[Data to examine Boundary: Start]

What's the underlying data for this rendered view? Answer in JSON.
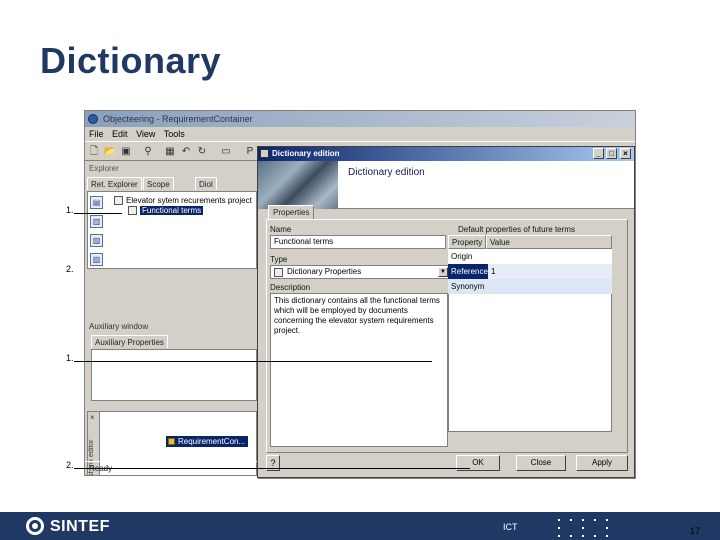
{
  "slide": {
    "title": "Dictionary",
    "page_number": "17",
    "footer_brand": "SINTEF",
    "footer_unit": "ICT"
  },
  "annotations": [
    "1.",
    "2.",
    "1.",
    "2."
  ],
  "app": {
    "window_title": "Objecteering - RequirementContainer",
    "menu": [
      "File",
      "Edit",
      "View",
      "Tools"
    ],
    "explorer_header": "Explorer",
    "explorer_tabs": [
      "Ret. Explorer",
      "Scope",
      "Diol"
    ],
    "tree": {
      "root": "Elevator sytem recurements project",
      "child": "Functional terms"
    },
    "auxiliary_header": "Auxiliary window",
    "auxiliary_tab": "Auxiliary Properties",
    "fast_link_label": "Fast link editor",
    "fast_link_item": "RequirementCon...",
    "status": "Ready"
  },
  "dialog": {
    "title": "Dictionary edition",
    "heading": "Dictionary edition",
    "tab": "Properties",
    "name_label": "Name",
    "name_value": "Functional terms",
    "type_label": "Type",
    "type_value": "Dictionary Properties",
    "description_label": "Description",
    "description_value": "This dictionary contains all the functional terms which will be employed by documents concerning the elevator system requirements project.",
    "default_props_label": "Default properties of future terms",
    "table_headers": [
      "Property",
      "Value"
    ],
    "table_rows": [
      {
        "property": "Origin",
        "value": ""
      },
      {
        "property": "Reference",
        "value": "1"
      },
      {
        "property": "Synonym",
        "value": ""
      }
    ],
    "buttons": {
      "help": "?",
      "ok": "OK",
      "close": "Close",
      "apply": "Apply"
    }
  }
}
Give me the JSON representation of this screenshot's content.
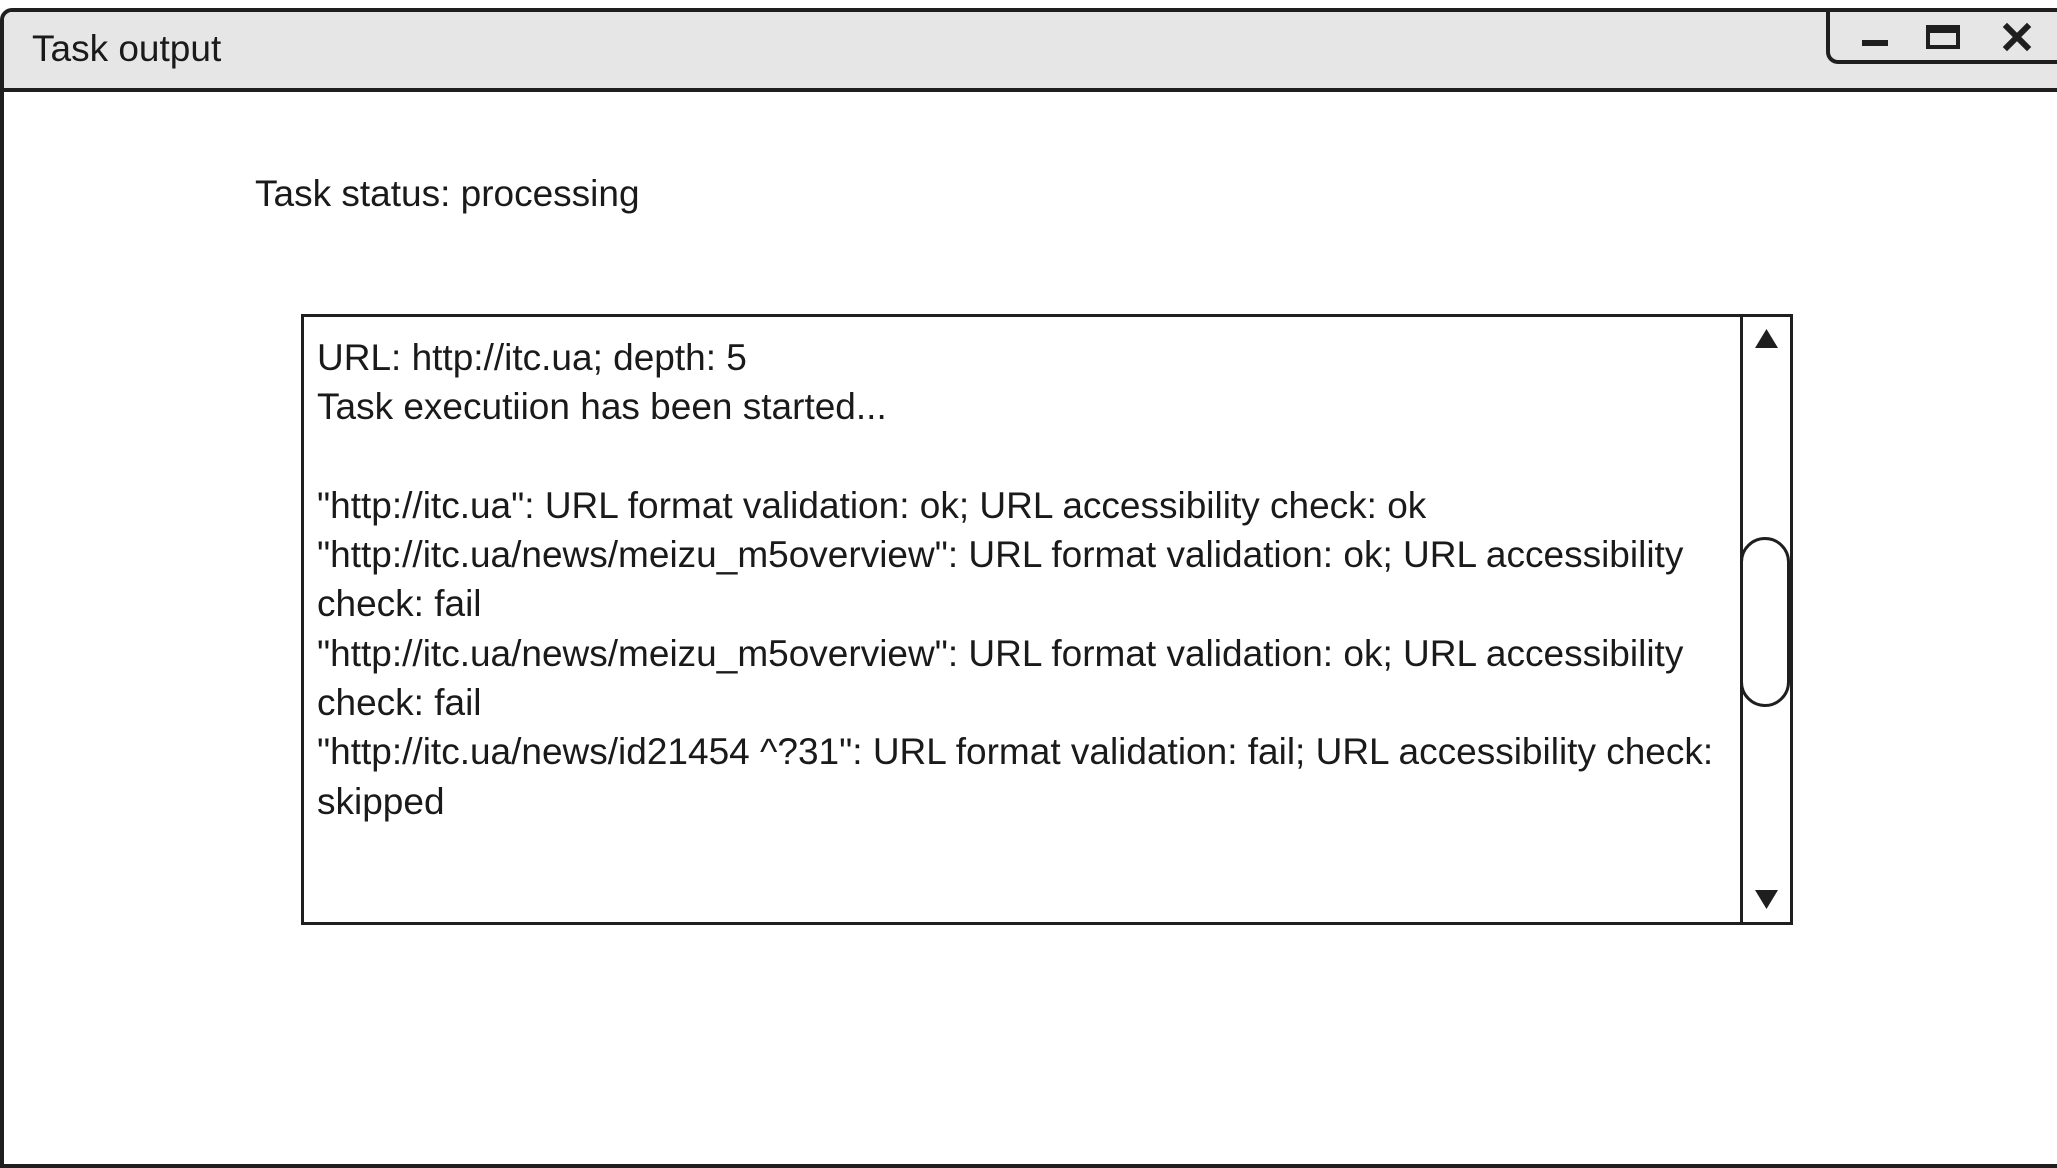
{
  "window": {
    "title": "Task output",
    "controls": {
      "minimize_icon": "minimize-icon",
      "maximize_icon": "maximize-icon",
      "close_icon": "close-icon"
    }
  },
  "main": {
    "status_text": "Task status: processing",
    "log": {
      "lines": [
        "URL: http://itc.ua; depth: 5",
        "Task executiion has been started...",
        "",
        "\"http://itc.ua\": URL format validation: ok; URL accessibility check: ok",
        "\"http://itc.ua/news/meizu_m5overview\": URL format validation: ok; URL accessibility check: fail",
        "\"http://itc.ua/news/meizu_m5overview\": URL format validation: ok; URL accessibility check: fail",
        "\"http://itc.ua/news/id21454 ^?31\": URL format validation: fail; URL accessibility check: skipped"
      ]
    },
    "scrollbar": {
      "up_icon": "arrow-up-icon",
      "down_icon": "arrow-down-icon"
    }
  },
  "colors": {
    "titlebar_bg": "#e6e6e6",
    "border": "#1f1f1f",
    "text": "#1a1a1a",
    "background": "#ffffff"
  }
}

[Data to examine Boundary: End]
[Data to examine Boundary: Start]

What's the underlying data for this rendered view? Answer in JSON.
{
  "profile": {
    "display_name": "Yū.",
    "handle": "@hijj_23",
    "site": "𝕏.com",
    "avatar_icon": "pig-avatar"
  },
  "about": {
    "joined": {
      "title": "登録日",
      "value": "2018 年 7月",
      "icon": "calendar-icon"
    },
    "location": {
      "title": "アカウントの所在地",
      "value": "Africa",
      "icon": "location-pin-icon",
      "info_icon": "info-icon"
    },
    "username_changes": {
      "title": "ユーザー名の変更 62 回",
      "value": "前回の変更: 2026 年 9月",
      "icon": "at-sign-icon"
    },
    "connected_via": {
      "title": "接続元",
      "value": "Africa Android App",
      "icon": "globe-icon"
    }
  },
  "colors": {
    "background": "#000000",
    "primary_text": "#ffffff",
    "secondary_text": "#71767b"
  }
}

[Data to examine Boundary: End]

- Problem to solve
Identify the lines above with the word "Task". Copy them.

- Output for this exercise
    "title": "Task output",
    "status_text": "Task status: processing",
        "Task executiion has been started...",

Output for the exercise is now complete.